HP's TouchPad tablet will be available to buy this June, according to the company's CEO Leo Apotheker. He was speaking at an event to unveil HP's wider strategy around tablets, webOS and cloud services in the US.
"The TouchPad will come out in June and from that date onwards there will be wave after wave of technology coming out to support the webOS platform," he said, according to PreCentral.
HP's new tablet was unveiled in February just before Mobile World Congress, alongside a pair of new webOS smart phones: the Pre 3 and Veer. These devices are just part of the company's wider webOS plans though, according to Apotheker.

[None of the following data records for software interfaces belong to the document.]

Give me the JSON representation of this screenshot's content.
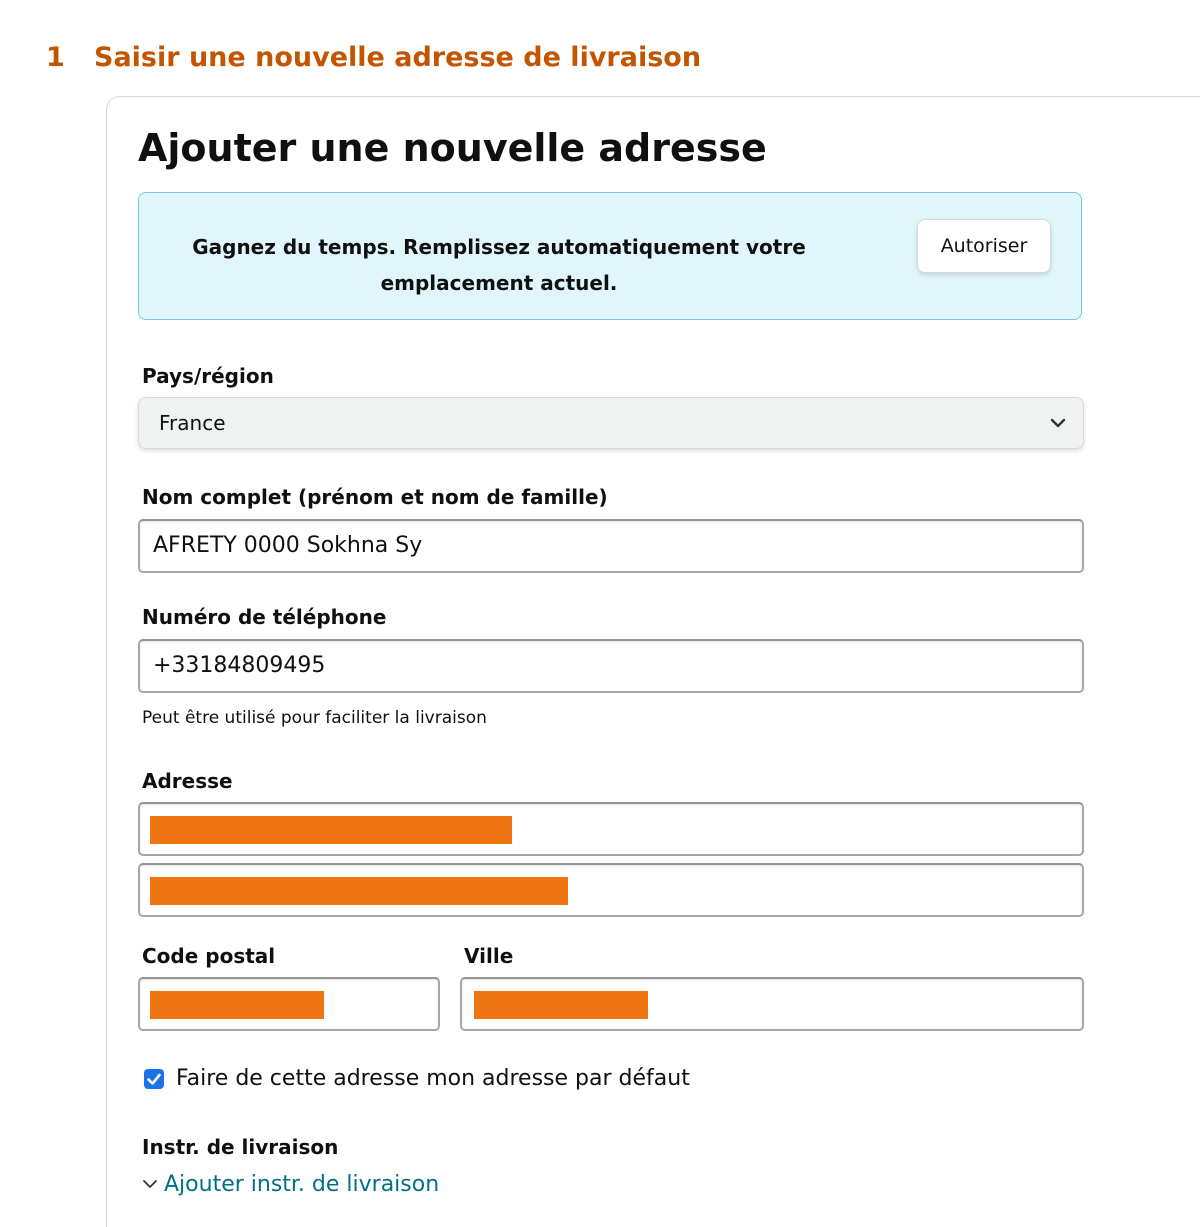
{
  "step": {
    "number": "1",
    "title": "Saisir une nouvelle adresse de livraison"
  },
  "card": {
    "title": "Ajouter une nouvelle adresse"
  },
  "autofill_banner": {
    "text": "Gagnez du temps. Remplissez automatiquement votre emplacement actuel.",
    "button_label": "Autoriser"
  },
  "form": {
    "country": {
      "label": "Pays/région",
      "value": "France"
    },
    "full_name": {
      "label": "Nom complet (prénom et nom de famille)",
      "value": "AFRETY 0000 Sokhna Sy"
    },
    "phone": {
      "label": "Numéro de téléphone",
      "value": "+33184809495",
      "hint": "Peut être utilisé pour faciliter la livraison"
    },
    "address": {
      "label": "Adresse"
    },
    "postal_code": {
      "label": "Code postal"
    },
    "city": {
      "label": "Ville"
    },
    "default_checkbox": {
      "label": "Faire de cette adresse mon adresse par défaut",
      "checked": true
    },
    "delivery_instructions": {
      "label": "Instr. de livraison",
      "link": "Ajouter instr. de livraison"
    }
  },
  "colors": {
    "step_title": "#c45500",
    "redaction": "#ee7511",
    "link": "#007185",
    "banner_bg": "#e0f6fb"
  },
  "icons": {
    "select": "chevron-down-icon",
    "link": "chevron-down-icon",
    "checkbox": "checkmark-icon"
  }
}
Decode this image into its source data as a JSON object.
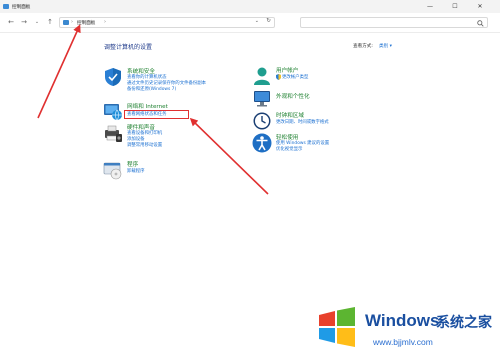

"There will be a beta version for webOS running on a browser on PCs available at the end of the year and you'll see us putting webOS on that technology on PCs... starting from that point onwards and we hope to read 100 million devices a year. We'll put the same technology on our printers, we'll put them on PCs, we'll put them on TouchPads, we'll put them on smart phones, so you'll see this become a very massive, very broad platform."
Apotheker was also asked whether HP will ship any more Windows-powered tablets alongside its webOS models. Perhaps surprisingly -- given its grand plans for webOS -- he said it's possible. "We will ship webOS tabs and Windows tablets. We just need the right version of Windows to do that." Make that Windows 8 in 2012 then.
HP has not indicated whether the June date for TouchPad's debut is just in the US, or whether it'll be crossing the Atlantic to the UK that month too. The tablet has a dual-core processor, a 9.7-inch display, a 1.3-megapixel front camera and supports Adobe's Flash Player. We were impressed when we got hands-on with it earlier in the year.
The device has already sparked an entertaining spat between HP and Research In Motion, over a perceived similarity between the PlayBook's user interface and HP's webOS. "From what we've seen in the market, there are some uncanny similarities," said HP's director of TouchPad marketing Jon Oakes last month.
RIM's Jeff McDowell defended its corner, however, by pointing out that, "When you're trying to optimise user experience that juggles multi-tasking, multiple apps open at once and on a small screen, you're going to get people landing on similar kinds of designs."